Your answer is to be every line of the material that includes the string "object".
-------------------------
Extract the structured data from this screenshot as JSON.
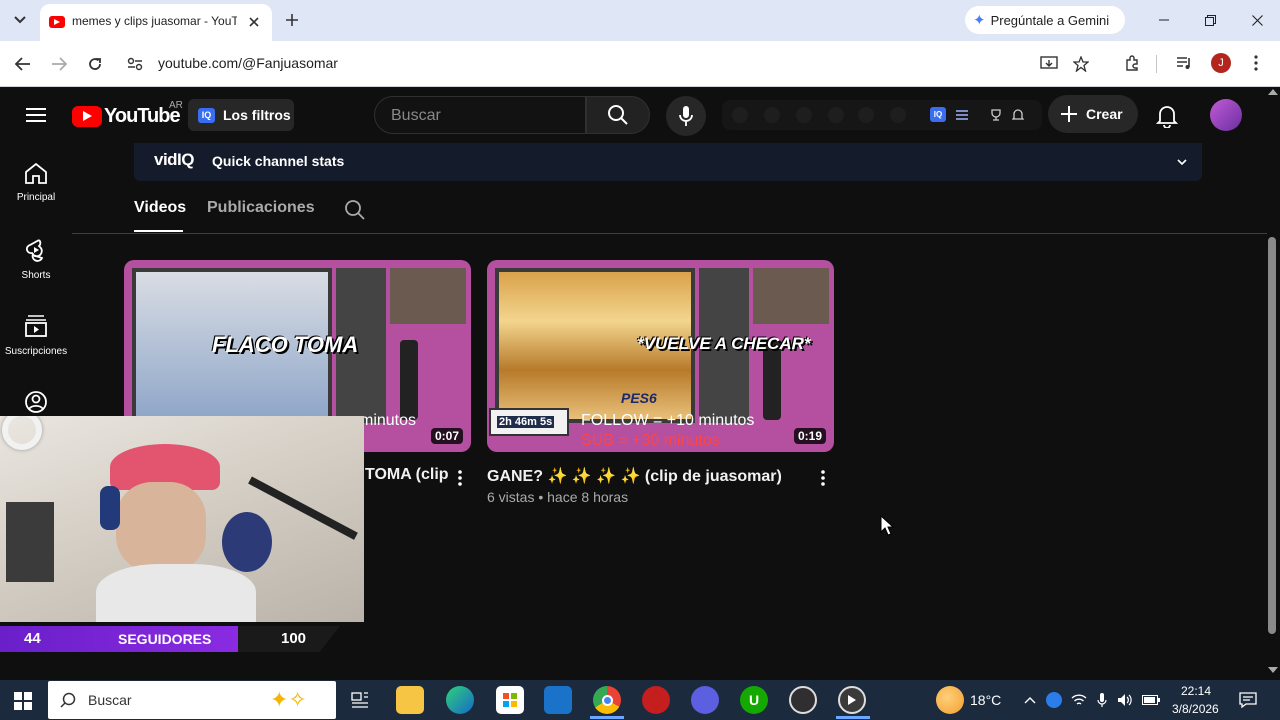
{
  "browser": {
    "tab_title": "memes y clips juasomar - YouTube",
    "gemini_label": "Pregúntale a Gemini",
    "url": "youtube.com/@Fanjuasomar",
    "profile_initial": "J"
  },
  "youtube": {
    "country_code": "AR",
    "logo_text": "YouTube",
    "filters_label": "Los filtros",
    "search_placeholder": "Buscar",
    "create_label": "Crear",
    "vidiq_brand": "vidIQ",
    "vidiq_stats_label": "Quick channel stats",
    "sidebar": [
      {
        "label": "Principal",
        "icon": "home-icon"
      },
      {
        "label": "Shorts",
        "icon": "shorts-icon"
      },
      {
        "label": "Suscripciones",
        "icon": "subscriptions-icon"
      },
      {
        "label": "",
        "icon": "account-icon"
      }
    ],
    "channel_tabs": [
      {
        "label": "Videos",
        "active": true
      },
      {
        "label": "Publicaciones",
        "active": false
      }
    ],
    "videos": [
      {
        "title": "FLACO TOMA (clip de juasomar)",
        "visible_title": "TOMA (clip",
        "duration": "0:07",
        "thumb_caption": "FLACO TOMA",
        "thumb_overlay": "minutos",
        "meta": ""
      },
      {
        "title": "GANE? ✨ ✨ ✨ ✨ (clip de juasomar)",
        "duration": "0:19",
        "thumb_caption": "*VUELVE A CHECAR*",
        "thumb_overlay_1": "FOLLOW = +10 minutos",
        "thumb_overlay_2": "SUB = +30 minutos",
        "thumb_timer": "2h 46m 5s",
        "thumb_game": "PES6",
        "meta": "6 vistas • hace 8 horas"
      }
    ]
  },
  "webcam_overlay": {
    "followers_current": "44",
    "followers_label": "SEGUIDORES",
    "followers_goal": "100"
  },
  "taskbar": {
    "search_placeholder": "Buscar",
    "weather": "18°C",
    "time": "22:14",
    "date": "3/8/2026"
  },
  "colors": {
    "yt_bg": "#0f0f0f",
    "yt_red": "#ff0000",
    "chrome_tabbar": "#dfe6f5",
    "taskbar": "#1c2a3e",
    "goal_purple": "#8a2be2"
  }
}
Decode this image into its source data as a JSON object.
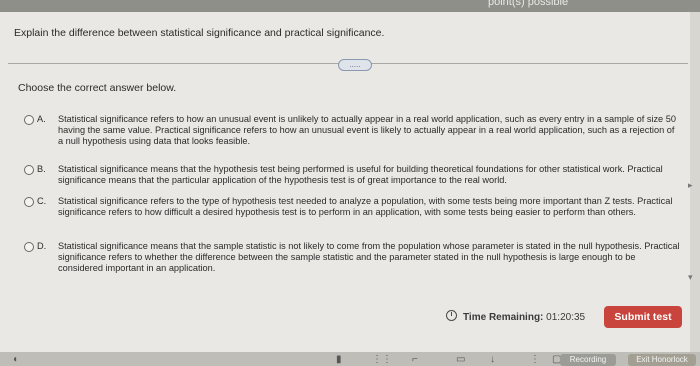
{
  "header": {
    "points_text": "point(s) possible"
  },
  "question": {
    "text": "Explain the difference between statistical significance and practical significance."
  },
  "more_button": {
    "label": "....."
  },
  "prompt": {
    "text": "Choose the correct answer below."
  },
  "options": [
    {
      "letter": "A.",
      "text": "Statistical significance refers to how an unusual event is unlikely to actually appear in a real world application, such as every entry in a sample of size 50 having the same value. Practical significance refers to how an unusual event is likely to actually appear in a real world application, such as a rejection of a null hypothesis using data that looks feasible."
    },
    {
      "letter": "B.",
      "text": "Statistical significance means that the hypothesis test being performed is useful for building theoretical foundations for other statistical work. Practical significance means that the particular application of the hypothesis test is of great importance to the real world."
    },
    {
      "letter": "C.",
      "text": "Statistical significance refers to the type of hypothesis test needed to analyze a population, with some tests being more important than Z tests. Practical significance refers to how difficult a desired hypothesis test is to perform in an application, with some tests being easier to perform than others."
    },
    {
      "letter": "D.",
      "text": "Statistical significance means that the sample statistic is not likely to come from the population whose parameter is stated in the null hypothesis. Practical significance refers to whether the difference between the sample statistic and the parameter stated in the null hypothesis is large enough to be considered important in an application."
    }
  ],
  "timer": {
    "label": "Time Remaining:",
    "value": "01:20:35"
  },
  "submit": {
    "label": "Submit test"
  },
  "bottom_bar": {
    "recording_label": "Recording",
    "exit_label": "Exit Honorlock"
  },
  "colors": {
    "submit": "#c9443c",
    "panel": "#e9e8e4"
  },
  "icons": [
    "clock-icon",
    "radio-icon",
    "arrow-down-icon",
    "scroll-arrow-icon"
  ]
}
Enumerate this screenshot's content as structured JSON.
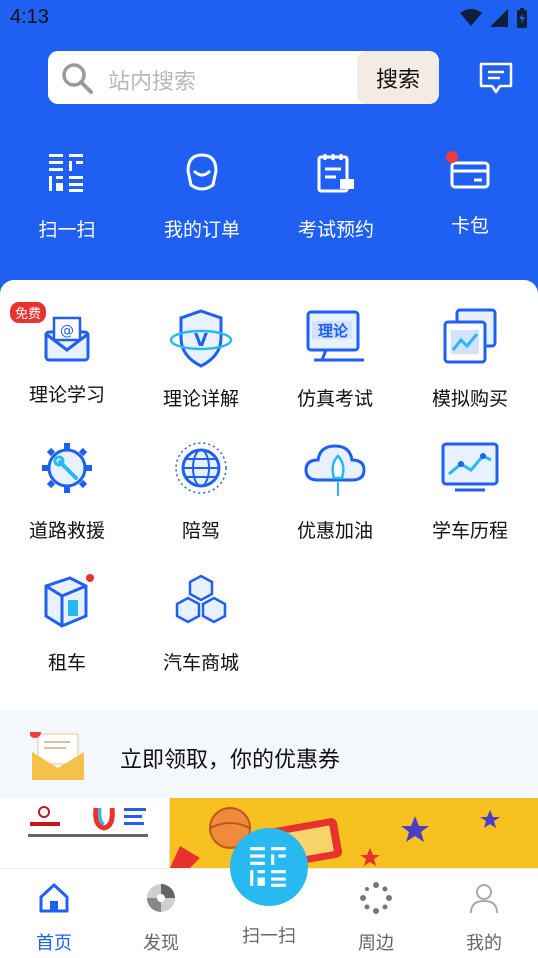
{
  "status": {
    "time": "4:13"
  },
  "search": {
    "placeholder": "站内搜索",
    "button": "搜索"
  },
  "quick": [
    {
      "label": "扫一扫",
      "icon": "scan-icon"
    },
    {
      "label": "我的订单",
      "icon": "orders-icon"
    },
    {
      "label": "考试预约",
      "icon": "exam-booking-icon"
    },
    {
      "label": "卡包",
      "icon": "card-wallet-icon"
    }
  ],
  "grid": [
    {
      "label": "理论学习",
      "icon": "theory-study-icon",
      "badge": "免费"
    },
    {
      "label": "理论详解",
      "icon": "theory-explain-icon"
    },
    {
      "label": "仿真考试",
      "icon": "simulation-exam-icon"
    },
    {
      "label": "模拟购买",
      "icon": "mock-purchase-icon"
    },
    {
      "label": "道路救援",
      "icon": "road-rescue-icon"
    },
    {
      "label": "陪驾",
      "icon": "accompany-drive-icon"
    },
    {
      "label": "优惠加油",
      "icon": "fuel-discount-icon"
    },
    {
      "label": "学车历程",
      "icon": "learning-progress-icon"
    },
    {
      "label": "租车",
      "icon": "car-rental-icon"
    },
    {
      "label": "汽车商城",
      "icon": "car-mall-icon"
    }
  ],
  "coupon": {
    "text": "立即领取，你的优惠券"
  },
  "tabs": [
    {
      "label": "首页",
      "icon": "home-icon"
    },
    {
      "label": "发现",
      "icon": "discover-icon"
    },
    {
      "label": "扫一扫",
      "icon": "scan-icon"
    },
    {
      "label": "周边",
      "icon": "nearby-icon"
    },
    {
      "label": "我的",
      "icon": "profile-icon"
    }
  ],
  "colors": {
    "primary": "#1f5ff2",
    "scan_button": "#27b9f0",
    "badge": "#e8322e",
    "banner": "#f7c21f"
  }
}
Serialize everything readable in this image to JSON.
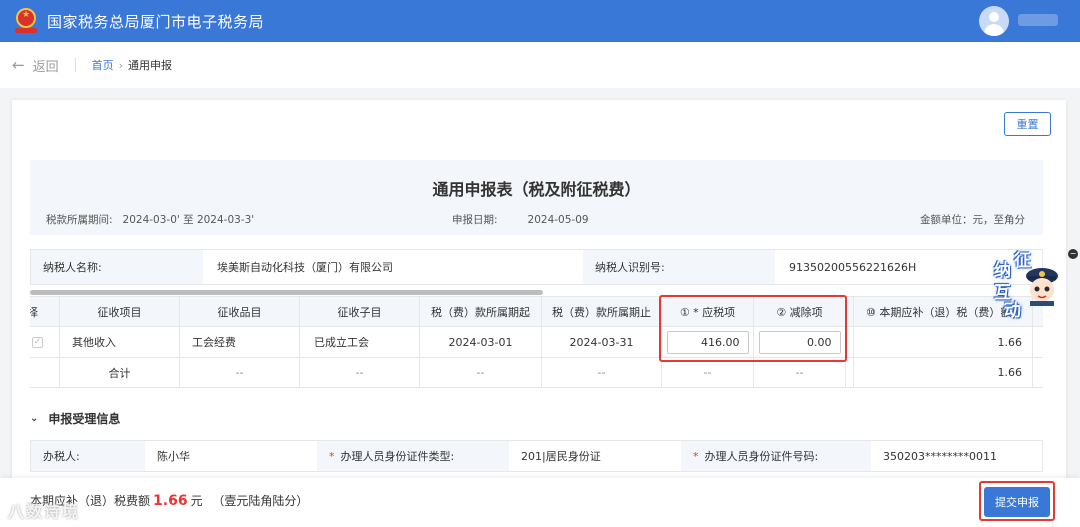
{
  "app": {
    "title": "国家税务总局厦门市电子税务局"
  },
  "nav": {
    "back_label": "返回",
    "breadcrumb": [
      "首页",
      "通用申报"
    ],
    "crumb_sep": "›"
  },
  "actions": {
    "reset_label": "重置",
    "submit_label": "提交申报"
  },
  "form": {
    "title": "通用申报表（税及附征税费）",
    "period_label": "税款所属期间:",
    "period_value": "2024-03-0' 至 2024-03-3'",
    "declare_date_label": "申报日期:",
    "declare_date_value": "2024-05-09",
    "unit_text": "金额单位：元，至角分"
  },
  "taxpayer": {
    "name_label": "纳税人名称:",
    "name_value": "埃美斯自动化科技（厦门）有限公司",
    "id_label": "纳税人识别号:",
    "id_value": "91350200556221626H"
  },
  "table": {
    "headers": [
      "选择",
      "征收项目",
      "征收品目",
      "征收子目",
      "税（费）款所属期起",
      "税（费）款所属期止",
      "① * 应税项",
      "② 减除项",
      "⑩ 本期应补（退）税（费）额"
    ],
    "row1": {
      "checked": "✓",
      "item": "其他收入",
      "category": "工会经费",
      "subitem": "已成立工会",
      "start": "2024-03-01",
      "end": "2024-03-31",
      "taxable": "416.00",
      "deduction": "0.00",
      "amount": "1.66"
    },
    "total": {
      "label": "合计",
      "dash": "--",
      "amount": "1.66"
    }
  },
  "section": {
    "title": "申报受理信息",
    "chevron": "⌄"
  },
  "agent": {
    "handler_label": "办税人:",
    "handler_value": "陈小华",
    "id_type_label": "办理人员身份证件类型:",
    "id_type_value": "201|居民身份证",
    "id_no_label": "办理人员身份证件号码:",
    "id_no_value": "350203********0011"
  },
  "footer": {
    "prefix": "本期应补（退）税费额",
    "amount": "1.66",
    "unit": "元",
    "words": "（壹元陆角陆分）",
    "watermark": "八数诗境"
  },
  "mascot": {
    "chars": [
      "征",
      "纳",
      "互",
      "动"
    ]
  }
}
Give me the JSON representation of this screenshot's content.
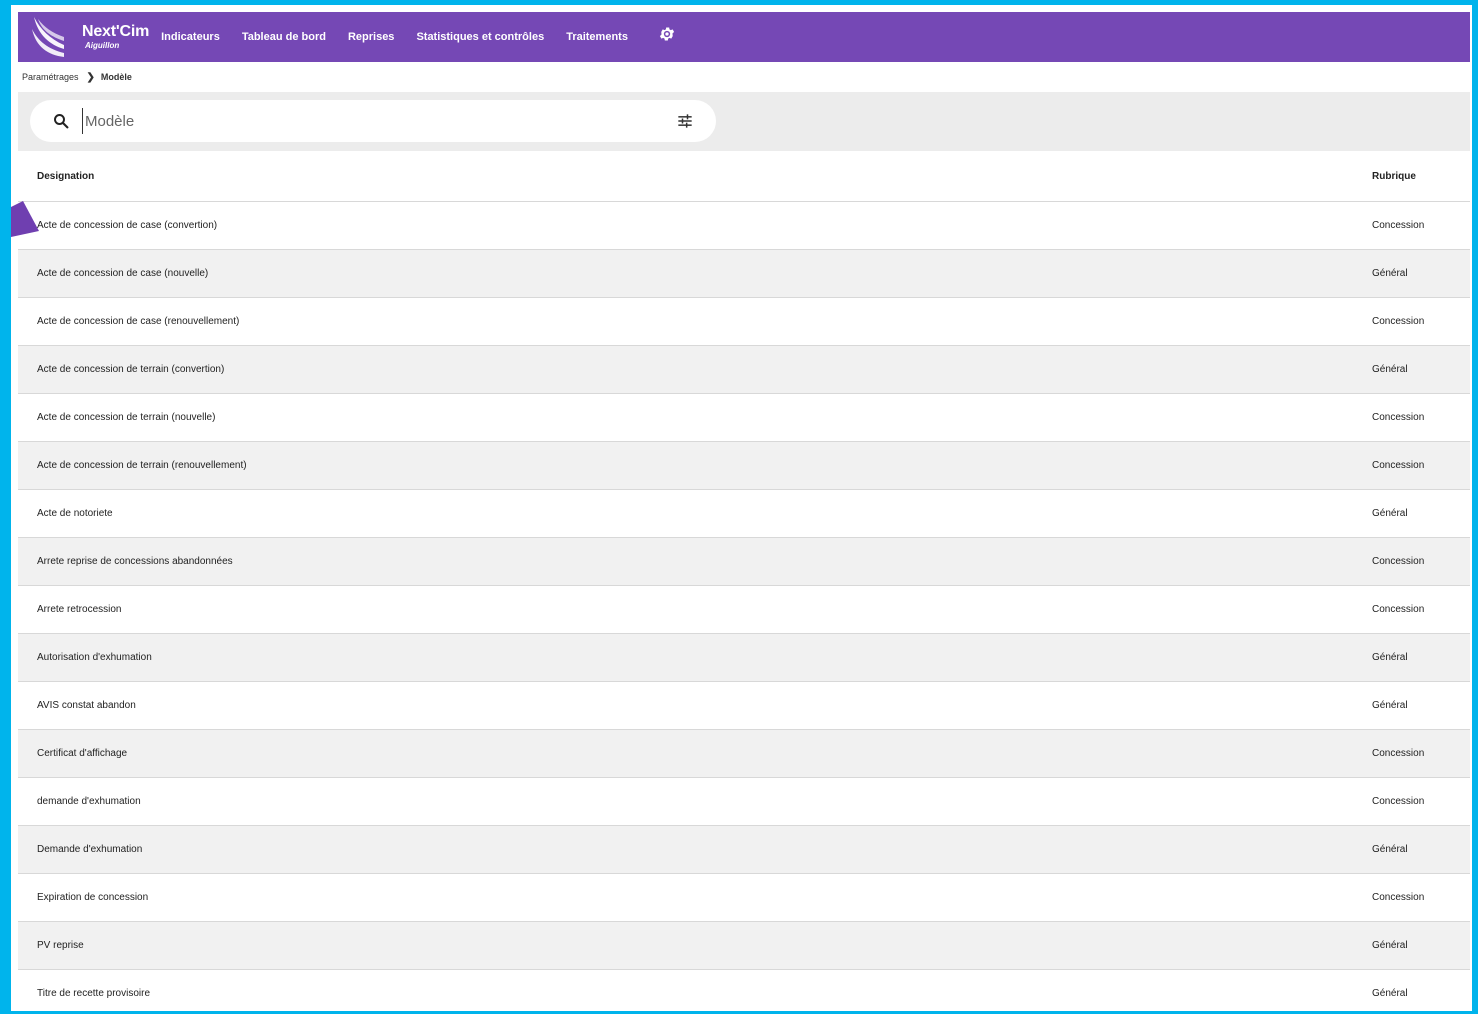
{
  "app": {
    "name": "Next'Cim",
    "subtitle": "Aiguillon"
  },
  "nav": {
    "items": [
      "Indicateurs",
      "Tableau de bord",
      "Reprises",
      "Statistiques et contrôles",
      "Traitements"
    ],
    "settings_icon": "gear-icon"
  },
  "breadcrumb": {
    "parent": "Paramétrages",
    "separator": ">",
    "current": "Modèle"
  },
  "search": {
    "placeholder": "Modèle",
    "value": ""
  },
  "table": {
    "headers": {
      "designation": "Designation",
      "rubrique": "Rubrique"
    },
    "rows": [
      {
        "designation": "Acte de concession de case (convertion)",
        "rubrique": "Concession"
      },
      {
        "designation": "Acte de concession de case (nouvelle)",
        "rubrique": "Général"
      },
      {
        "designation": "Acte de concession de case (renouvellement)",
        "rubrique": "Concession"
      },
      {
        "designation": "Acte de concession de terrain (convertion)",
        "rubrique": "Général"
      },
      {
        "designation": "Acte de concession de terrain (nouvelle)",
        "rubrique": "Concession"
      },
      {
        "designation": "Acte de concession de terrain (renouvellement)",
        "rubrique": "Concession"
      },
      {
        "designation": "Acte de notoriete",
        "rubrique": "Général"
      },
      {
        "designation": "Arrete reprise de concessions abandonnées",
        "rubrique": "Concession"
      },
      {
        "designation": "Arrete retrocession",
        "rubrique": "Concession"
      },
      {
        "designation": "Autorisation d'exhumation",
        "rubrique": "Général"
      },
      {
        "designation": "AVIS constat abandon",
        "rubrique": "Général"
      },
      {
        "designation": "Certificat d'affichage",
        "rubrique": "Concession"
      },
      {
        "designation": "demande d'exhumation",
        "rubrique": "Concession"
      },
      {
        "designation": "Demande d'exhumation",
        "rubrique": "Général"
      },
      {
        "designation": "Expiration de concession",
        "rubrique": "Concession"
      },
      {
        "designation": "PV reprise",
        "rubrique": "Général"
      },
      {
        "designation": "Titre de recette provisoire",
        "rubrique": "Général"
      }
    ]
  },
  "colors": {
    "topbar": "#7548b5",
    "frame": "#00b4ec",
    "arrow": "#6f3fb0"
  }
}
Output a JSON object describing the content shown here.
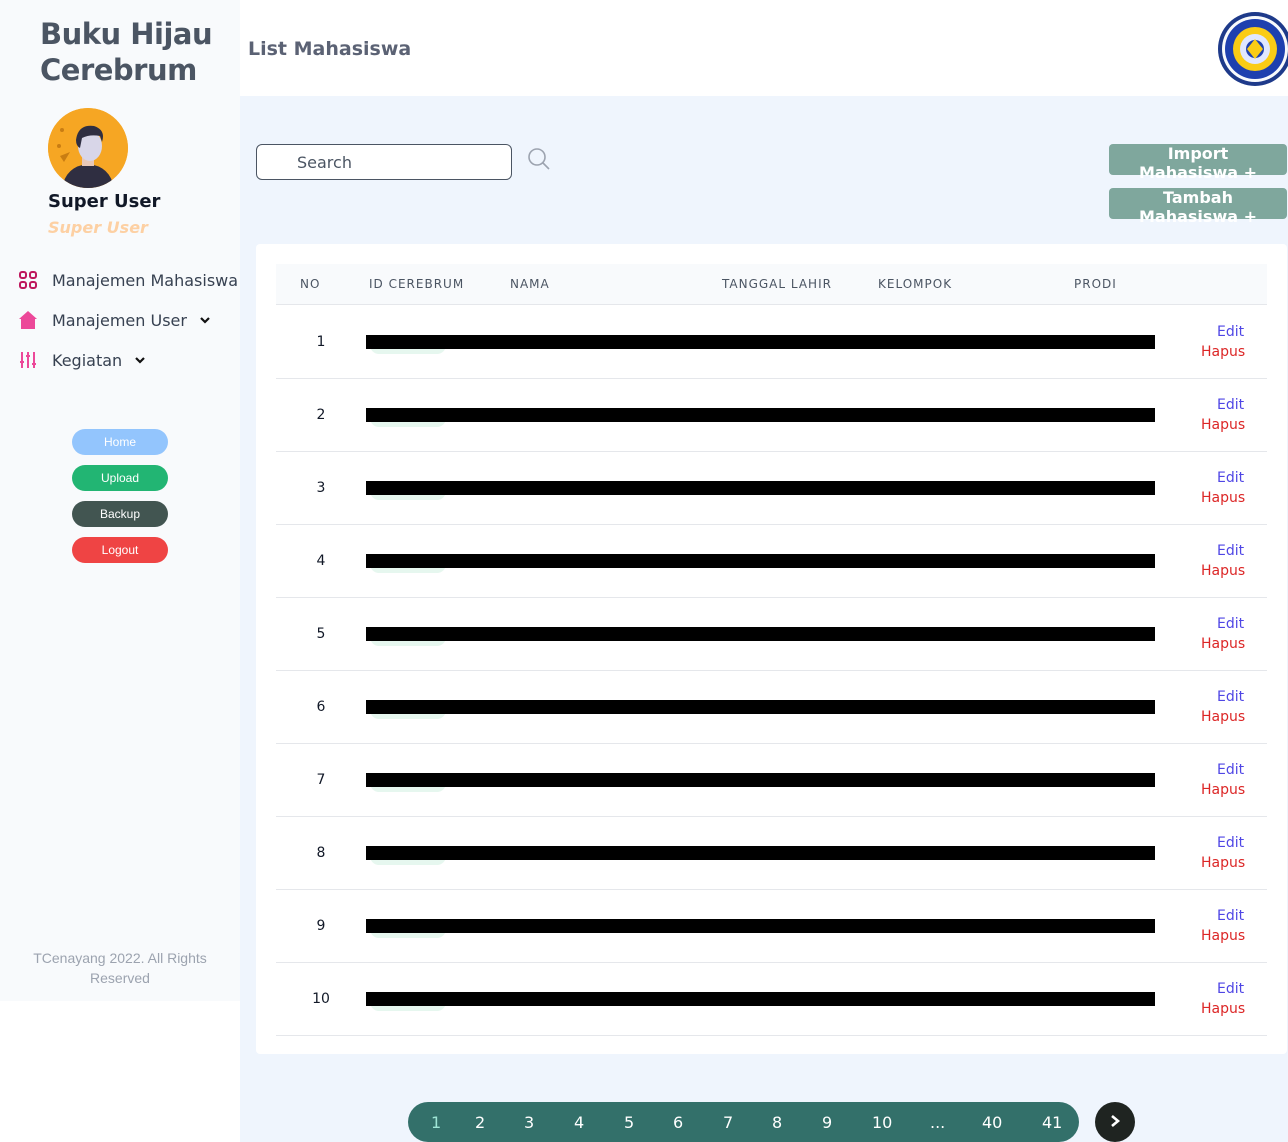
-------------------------
Task output —
Decode this image into its source data as a JSON object.
Output a JSON object describing the content shown here.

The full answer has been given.